ENTRIES SUPPLIED below:

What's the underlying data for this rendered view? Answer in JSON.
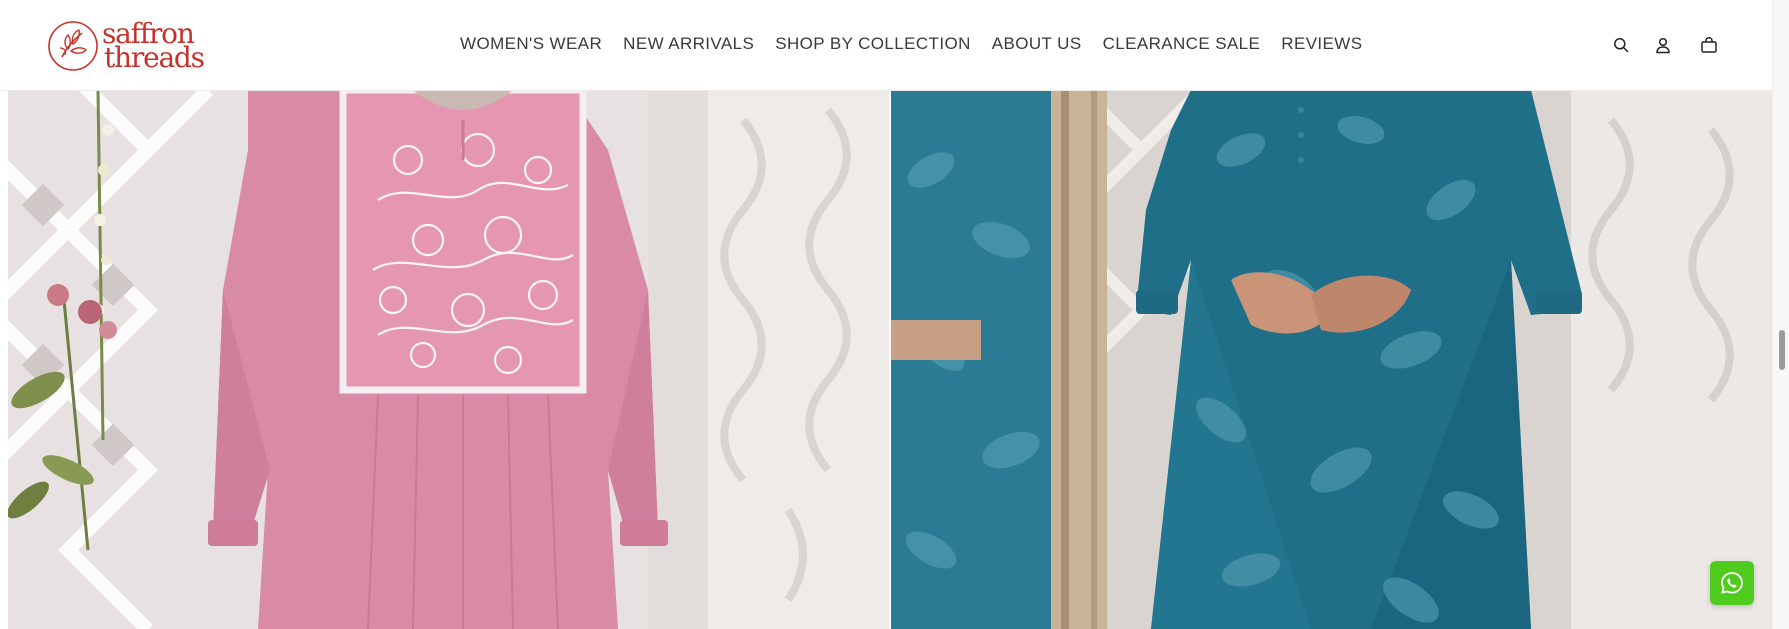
{
  "brand": {
    "line1": "saffron",
    "line2": "threads",
    "color": "#c8312a"
  },
  "nav": {
    "items": [
      {
        "label": "WOMEN'S WEAR"
      },
      {
        "label": "NEW ARRIVALS"
      },
      {
        "label": "SHOP BY COLLECTION"
      },
      {
        "label": "ABOUT US"
      },
      {
        "label": "CLEARANCE SALE"
      },
      {
        "label": "REVIEWS"
      }
    ]
  },
  "header_icons": [
    "search-icon",
    "account-icon",
    "cart-icon"
  ],
  "hero": {
    "left_panel": {
      "subject": "pink-embroidered-kurta",
      "dress_color": "#d98aa6"
    },
    "right_panel": {
      "subject": "teal-floral-dress",
      "dress_color": "#1f6f88"
    }
  },
  "floating": {
    "whatsapp_color": "#4fcb1e",
    "icon": "whatsapp-icon"
  },
  "scrollbar": {
    "position_fraction": 0.56
  }
}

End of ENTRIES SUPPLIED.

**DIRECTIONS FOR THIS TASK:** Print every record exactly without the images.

**REPLY:**
What's the underlying data for this rendered view? Answer in JSON.
{
  "brand": {
    "line1": "saffron",
    "line2": "threads",
    "color": "#c8312a"
  },
  "nav": {
    "items": [
      {
        "label": "WOMEN'S WEAR"
      },
      {
        "label": "NEW ARRIVALS"
      },
      {
        "label": "SHOP BY COLLECTION"
      },
      {
        "label": "ABOUT US"
      },
      {
        "label": "CLEARANCE SALE"
      },
      {
        "label": "REVIEWS"
      }
    ]
  },
  "header_icons": [
    "search-icon",
    "account-icon",
    "cart-icon"
  ],
  "hero": {
    "left_panel": {
      "subject": "pink-embroidered-kurta",
      "dress_color": "#d98aa6"
    },
    "right_panel": {
      "subject": "teal-floral-dress",
      "dress_color": "#1f6f88"
    }
  },
  "floating": {
    "whatsapp_color": "#4fcb1e",
    "icon": "whatsapp-icon"
  },
  "scrollbar": {
    "position_fraction": 0.56
  }
}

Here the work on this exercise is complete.